## Summary

In this chapter, we presented Kvasir which provides seamless integration of LSA-based content provision into web browsing. To build Kvasir as a scalable Internet service, we addressed various technical challenges in the system implementation. Specifically, we proposed a parallel RP-tree algorithm and implemented stochastic SVD on Spark to tackle the scalability challenges in index building and searching. We have introduced the basic algorithm and how it can optimised step by step, from storage to computation. These optimisations include aggregating results from multiple trees, replacing random variable with a single random seed, removing the projection computation boundary between different layers, using count to approximate vector distance, etc. Thanks to its novel design, Kvasir can easily achieve millisecond query speed for a 14 million document repository. Kvasir is an open-source project and is currently under active development. The key components of Kvasir are implemented as an Apache Spark library, and all the source code are publicly accessible on GitHub.

## References

Dasgupta, Sanjoy, and Kaushik Sinha. 2013. “Randomized Partition Trees for Exact Nearest Neighbor Search.” In *Conference on Learning Theory*, 317–37.

Hyvönen, V., T. Pitkänen, S. Tasoulis, E. Jääsaari, R. Tuomainen, L. Wang, J. Corander, and T. Roos. 2016. “Fast Nearest Neighbor Search Through Sparse Random Projections and Voting.” In *2016 Ieee International Conference on Big Data (Big Data)*, 881–88. https://doi.org/10.1109/BigData.2016.7840682.
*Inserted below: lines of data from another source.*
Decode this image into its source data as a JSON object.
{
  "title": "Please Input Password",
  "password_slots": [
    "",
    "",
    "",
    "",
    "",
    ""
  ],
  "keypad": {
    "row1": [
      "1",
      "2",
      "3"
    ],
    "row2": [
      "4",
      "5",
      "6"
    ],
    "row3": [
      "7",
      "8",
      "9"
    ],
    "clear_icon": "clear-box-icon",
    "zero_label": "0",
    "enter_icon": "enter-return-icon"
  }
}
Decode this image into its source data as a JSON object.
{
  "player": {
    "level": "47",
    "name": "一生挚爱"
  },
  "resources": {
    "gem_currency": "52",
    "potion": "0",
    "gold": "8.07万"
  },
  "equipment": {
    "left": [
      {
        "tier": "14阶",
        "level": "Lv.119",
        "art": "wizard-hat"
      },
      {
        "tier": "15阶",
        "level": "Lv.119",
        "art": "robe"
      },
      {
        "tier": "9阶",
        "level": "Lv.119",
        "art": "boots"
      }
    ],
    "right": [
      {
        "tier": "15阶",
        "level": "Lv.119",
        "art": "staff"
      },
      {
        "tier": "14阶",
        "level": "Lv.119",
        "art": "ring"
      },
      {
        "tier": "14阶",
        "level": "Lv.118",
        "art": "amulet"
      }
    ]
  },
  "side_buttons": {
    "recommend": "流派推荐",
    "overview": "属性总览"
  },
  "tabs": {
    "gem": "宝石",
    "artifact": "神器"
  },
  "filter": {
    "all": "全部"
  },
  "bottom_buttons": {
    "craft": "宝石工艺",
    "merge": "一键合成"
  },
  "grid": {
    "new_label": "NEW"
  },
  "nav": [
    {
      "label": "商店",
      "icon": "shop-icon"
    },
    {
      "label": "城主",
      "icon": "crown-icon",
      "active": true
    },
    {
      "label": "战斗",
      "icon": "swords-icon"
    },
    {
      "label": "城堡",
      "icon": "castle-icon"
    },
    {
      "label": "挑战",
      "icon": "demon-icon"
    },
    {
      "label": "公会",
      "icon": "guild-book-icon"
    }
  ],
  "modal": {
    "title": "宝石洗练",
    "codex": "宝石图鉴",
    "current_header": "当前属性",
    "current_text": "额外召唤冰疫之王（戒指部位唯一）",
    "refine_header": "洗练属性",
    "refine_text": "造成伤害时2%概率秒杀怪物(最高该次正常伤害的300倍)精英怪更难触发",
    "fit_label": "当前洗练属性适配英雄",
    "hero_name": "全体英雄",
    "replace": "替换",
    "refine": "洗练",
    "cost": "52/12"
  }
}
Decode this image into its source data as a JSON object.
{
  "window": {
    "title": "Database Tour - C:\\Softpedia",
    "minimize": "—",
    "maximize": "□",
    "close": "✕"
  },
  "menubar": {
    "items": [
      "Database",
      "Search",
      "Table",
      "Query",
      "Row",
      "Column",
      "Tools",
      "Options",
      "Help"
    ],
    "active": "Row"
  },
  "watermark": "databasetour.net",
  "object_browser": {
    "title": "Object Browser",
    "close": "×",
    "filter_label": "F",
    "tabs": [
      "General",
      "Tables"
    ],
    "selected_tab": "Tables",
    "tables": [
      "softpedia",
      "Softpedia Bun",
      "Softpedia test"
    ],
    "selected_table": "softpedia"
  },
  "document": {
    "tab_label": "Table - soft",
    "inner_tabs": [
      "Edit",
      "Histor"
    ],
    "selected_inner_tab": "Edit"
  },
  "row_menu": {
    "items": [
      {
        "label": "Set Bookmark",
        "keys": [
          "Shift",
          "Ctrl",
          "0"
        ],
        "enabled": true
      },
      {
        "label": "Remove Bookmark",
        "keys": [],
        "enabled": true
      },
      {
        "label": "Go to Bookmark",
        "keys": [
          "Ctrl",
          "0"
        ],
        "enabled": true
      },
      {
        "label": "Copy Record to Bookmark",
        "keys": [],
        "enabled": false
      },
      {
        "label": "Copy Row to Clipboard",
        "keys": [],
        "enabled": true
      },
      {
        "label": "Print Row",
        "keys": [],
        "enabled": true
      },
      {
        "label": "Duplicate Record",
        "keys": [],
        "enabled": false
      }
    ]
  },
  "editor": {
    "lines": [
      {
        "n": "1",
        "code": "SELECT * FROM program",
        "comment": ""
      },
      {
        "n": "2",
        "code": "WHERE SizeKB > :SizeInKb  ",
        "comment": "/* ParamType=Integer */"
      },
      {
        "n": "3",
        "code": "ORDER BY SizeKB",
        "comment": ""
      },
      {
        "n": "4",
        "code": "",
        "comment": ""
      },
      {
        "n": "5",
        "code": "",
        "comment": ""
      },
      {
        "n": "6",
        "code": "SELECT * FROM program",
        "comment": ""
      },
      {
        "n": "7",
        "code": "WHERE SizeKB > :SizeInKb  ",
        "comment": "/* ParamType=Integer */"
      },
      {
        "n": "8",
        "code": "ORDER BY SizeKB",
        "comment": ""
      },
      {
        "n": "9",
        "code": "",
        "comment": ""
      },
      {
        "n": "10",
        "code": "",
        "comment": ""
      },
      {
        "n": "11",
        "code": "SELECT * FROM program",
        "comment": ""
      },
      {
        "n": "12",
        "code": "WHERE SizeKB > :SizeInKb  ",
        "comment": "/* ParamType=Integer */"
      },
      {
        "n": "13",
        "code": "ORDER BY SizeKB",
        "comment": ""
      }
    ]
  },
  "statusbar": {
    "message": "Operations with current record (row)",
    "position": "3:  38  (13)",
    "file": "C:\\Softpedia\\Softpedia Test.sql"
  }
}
Wang, L., S. Tasoulis, T. Roos, and J. Kangasharju. 2016. “Kvasir: Scalable Provision of Semantically Relevant Web Content on Big Data Framework.” *IEEE Transactions on Big Data* 2 (3): 219–33. https://doi.org/10.1109/TBDATA.2016.2557348.